What you will do ▸ Reproduce every entry word for word. Drop all pictures from the copy.

Data extracted from a collection:
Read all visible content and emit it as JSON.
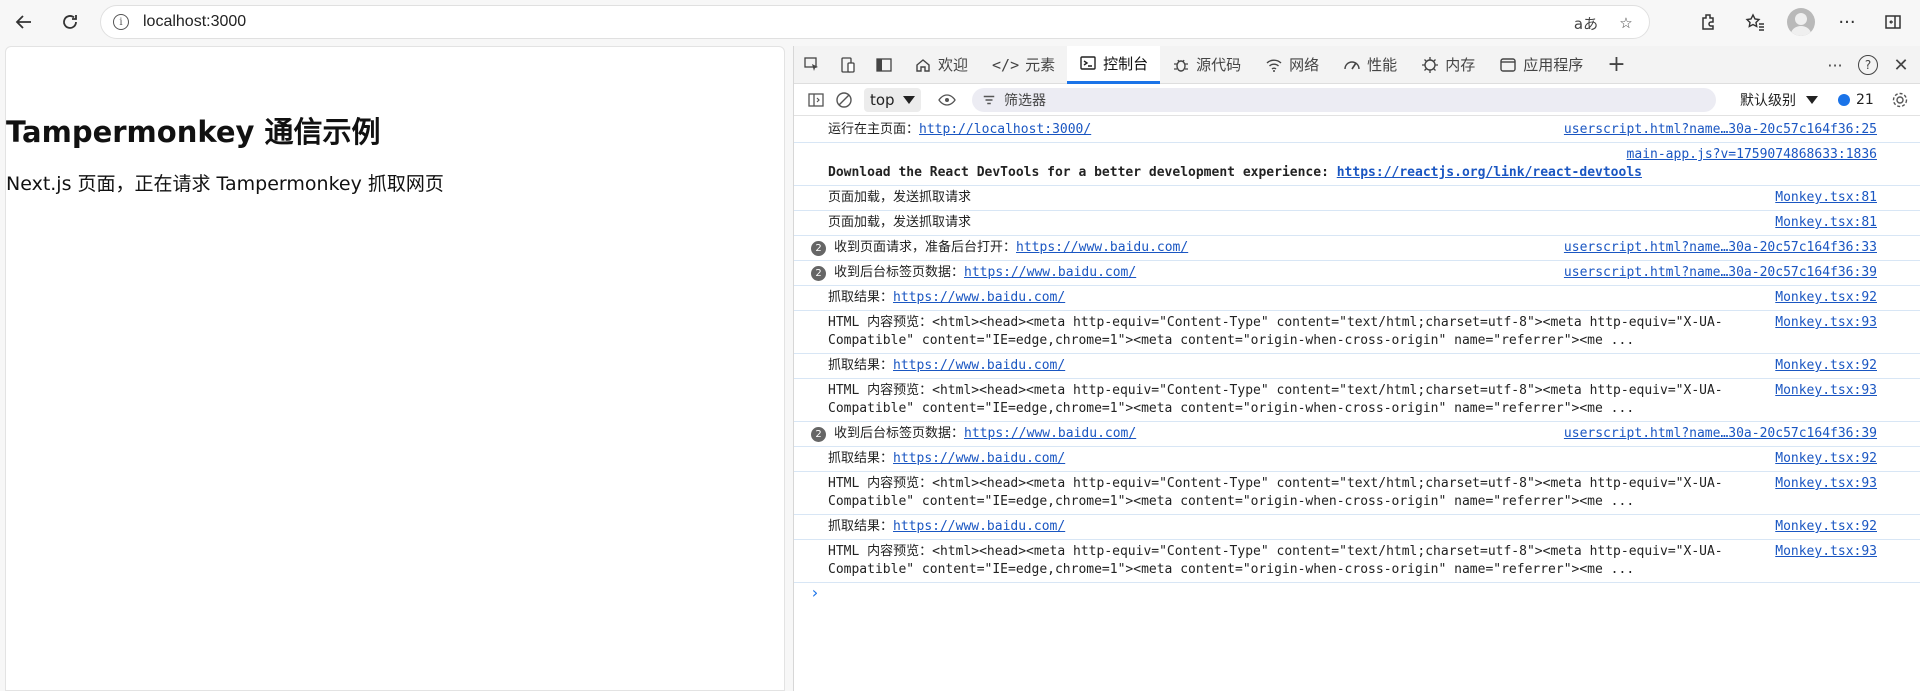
{
  "browser": {
    "url": "localhost:3000",
    "translate_icon": "aあ"
  },
  "page": {
    "title": "Tampermonkey 通信示例",
    "subtitle": "Next.js 页面，正在请求 Tampermonkey 抓取网页"
  },
  "devtools": {
    "tabs": [
      {
        "label": "欢迎"
      },
      {
        "label": "元素"
      },
      {
        "label": "控制台"
      },
      {
        "label": "源代码"
      },
      {
        "label": "网络"
      },
      {
        "label": "性能"
      },
      {
        "label": "内存"
      },
      {
        "label": "应用程序"
      }
    ],
    "context": "top",
    "filter_placeholder": "筛选器",
    "level_label": "默认级别",
    "issue_count": "21"
  },
  "console": {
    "rows": [
      {
        "count": "",
        "text": "运行在主页面：",
        "link": "http://localhost:3000/",
        "source": "userscript.html?name…30a-20c57c164f36:25",
        "bold": false
      },
      {
        "count": "",
        "text": "Download the React DevTools for a better development experience: ",
        "link": "https://reactjs.org/link/react-devtools",
        "source": "main-app.js?v=1759074868633:1836",
        "bold": true
      },
      {
        "count": "",
        "text": "页面加载，发送抓取请求",
        "link": "",
        "source": "Monkey.tsx:81",
        "bold": false
      },
      {
        "count": "",
        "text": "页面加载，发送抓取请求",
        "link": "",
        "source": "Monkey.tsx:81",
        "bold": false
      },
      {
        "count": "2",
        "text": "收到页面请求，准备后台打开：",
        "link": "https://www.baidu.com/",
        "source": "userscript.html?name…30a-20c57c164f36:33",
        "bold": false
      },
      {
        "count": "2",
        "text": "收到后台标签页数据：",
        "link": "https://www.baidu.com/",
        "source": "userscript.html?name…30a-20c57c164f36:39",
        "bold": false
      },
      {
        "count": "",
        "text": "抓取结果：",
        "link": "https://www.baidu.com/",
        "source": "Monkey.tsx:92",
        "bold": false
      },
      {
        "count": "",
        "text": "HTML 内容预览：<html><head><meta http-equiv=\"Content-Type\" content=\"text/html;charset=utf-8\"><meta http-equiv=\"X-UA-Compatible\" content=\"IE=edge,chrome=1\"><meta content=\"origin-when-cross-origin\" name=\"referrer\"><me ...",
        "link": "",
        "source": "Monkey.tsx:93",
        "bold": false
      },
      {
        "count": "",
        "text": "抓取结果：",
        "link": "https://www.baidu.com/",
        "source": "Monkey.tsx:92",
        "bold": false
      },
      {
        "count": "",
        "text": "HTML 内容预览：<html><head><meta http-equiv=\"Content-Type\" content=\"text/html;charset=utf-8\"><meta http-equiv=\"X-UA-Compatible\" content=\"IE=edge,chrome=1\"><meta content=\"origin-when-cross-origin\" name=\"referrer\"><me ...",
        "link": "",
        "source": "Monkey.tsx:93",
        "bold": false
      },
      {
        "count": "2",
        "text": "收到后台标签页数据：",
        "link": "https://www.baidu.com/",
        "source": "userscript.html?name…30a-20c57c164f36:39",
        "bold": false
      },
      {
        "count": "",
        "text": "抓取结果：",
        "link": "https://www.baidu.com/",
        "source": "Monkey.tsx:92",
        "bold": false
      },
      {
        "count": "",
        "text": "HTML 内容预览：<html><head><meta http-equiv=\"Content-Type\" content=\"text/html;charset=utf-8\"><meta http-equiv=\"X-UA-Compatible\" content=\"IE=edge,chrome=1\"><meta content=\"origin-when-cross-origin\" name=\"referrer\"><me ...",
        "link": "",
        "source": "Monkey.tsx:93",
        "bold": false
      },
      {
        "count": "",
        "text": "抓取结果：",
        "link": "https://www.baidu.com/",
        "source": "Monkey.tsx:92",
        "bold": false
      },
      {
        "count": "",
        "text": "HTML 内容预览：<html><head><meta http-equiv=\"Content-Type\" content=\"text/html;charset=utf-8\"><meta http-equiv=\"X-UA-Compatible\" content=\"IE=edge,chrome=1\"><meta content=\"origin-when-cross-origin\" name=\"referrer\"><me ...",
        "link": "",
        "source": "Monkey.tsx:93",
        "bold": false
      }
    ],
    "prompt": "›"
  }
}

Answer for this exercise ▸
Read all visible content and emit it as JSON.
{
  "browser": {
    "url": "localhost:3000",
    "translate_icon": "aあ"
  },
  "page": {
    "title": "Tampermonkey 通信示例",
    "subtitle": "Next.js 页面，正在请求 Tampermonkey 抓取网页"
  },
  "devtools": {
    "tabs": [
      {
        "label": "欢迎"
      },
      {
        "label": "元素"
      },
      {
        "label": "控制台"
      },
      {
        "label": "源代码"
      },
      {
        "label": "网络"
      },
      {
        "label": "性能"
      },
      {
        "label": "内存"
      },
      {
        "label": "应用程序"
      }
    ],
    "context": "top",
    "filter_placeholder": "筛选器",
    "level_label": "默认级别",
    "issue_count": "21"
  },
  "console": {
    "rows": [
      {
        "count": "",
        "text": "运行在主页面：",
        "link": "http://localhost:3000/",
        "source": "userscript.html?name…30a-20c57c164f36:25",
        "bold": false
      },
      {
        "count": "",
        "text": "Download the React DevTools for a better development experience: ",
        "link": "https://reactjs.org/link/react-devtools",
        "source": "main-app.js?v=1759074868633:1836",
        "bold": true
      },
      {
        "count": "",
        "text": "页面加载，发送抓取请求",
        "link": "",
        "source": "Monkey.tsx:81",
        "bold": false
      },
      {
        "count": "",
        "text": "页面加载，发送抓取请求",
        "link": "",
        "source": "Monkey.tsx:81",
        "bold": false
      },
      {
        "count": "2",
        "text": "收到页面请求，准备后台打开：",
        "link": "https://www.baidu.com/",
        "source": "userscript.html?name…30a-20c57c164f36:33",
        "bold": false
      },
      {
        "count": "2",
        "text": "收到后台标签页数据：",
        "link": "https://www.baidu.com/",
        "source": "userscript.html?name…30a-20c57c164f36:39",
        "bold": false
      },
      {
        "count": "",
        "text": "抓取结果：",
        "link": "https://www.baidu.com/",
        "source": "Monkey.tsx:92",
        "bold": false
      },
      {
        "count": "",
        "text": "HTML 内容预览：<html><head><meta http-equiv=\"Content-Type\" content=\"text/html;charset=utf-8\"><meta http-equiv=\"X-UA-Compatible\" content=\"IE=edge,chrome=1\"><meta content=\"origin-when-cross-origin\" name=\"referrer\"><me ...",
        "link": "",
        "source": "Monkey.tsx:93",
        "bold": false
      },
      {
        "count": "",
        "text": "抓取结果：",
        "link": "https://www.baidu.com/",
        "source": "Monkey.tsx:92",
        "bold": false
      },
      {
        "count": "",
        "text": "HTML 内容预览：<html><head><meta http-equiv=\"Content-Type\" content=\"text/html;charset=utf-8\"><meta http-equiv=\"X-UA-Compatible\" content=\"IE=edge,chrome=1\"><meta content=\"origin-when-cross-origin\" name=\"referrer\"><me ...",
        "link": "",
        "source": "Monkey.tsx:93",
        "bold": false
      },
      {
        "count": "2",
        "text": "收到后台标签页数据：",
        "link": "https://www.baidu.com/",
        "source": "userscript.html?name…30a-20c57c164f36:39",
        "bold": false
      },
      {
        "count": "",
        "text": "抓取结果：",
        "link": "https://www.baidu.com/",
        "source": "Monkey.tsx:92",
        "bold": false
      },
      {
        "count": "",
        "text": "HTML 内容预览：<html><head><meta http-equiv=\"Content-Type\" content=\"text/html;charset=utf-8\"><meta http-equiv=\"X-UA-Compatible\" content=\"IE=edge,chrome=1\"><meta content=\"origin-when-cross-origin\" name=\"referrer\"><me ...",
        "link": "",
        "source": "Monkey.tsx:93",
        "bold": false
      },
      {
        "count": "",
        "text": "抓取结果：",
        "link": "https://www.baidu.com/",
        "source": "Monkey.tsx:92",
        "bold": false
      },
      {
        "count": "",
        "text": "HTML 内容预览：<html><head><meta http-equiv=\"Content-Type\" content=\"text/html;charset=utf-8\"><meta http-equiv=\"X-UA-Compatible\" content=\"IE=edge,chrome=1\"><meta content=\"origin-when-cross-origin\" name=\"referrer\"><me ...",
        "link": "",
        "source": "Monkey.tsx:93",
        "bold": false
      }
    ],
    "prompt": "›"
  }
}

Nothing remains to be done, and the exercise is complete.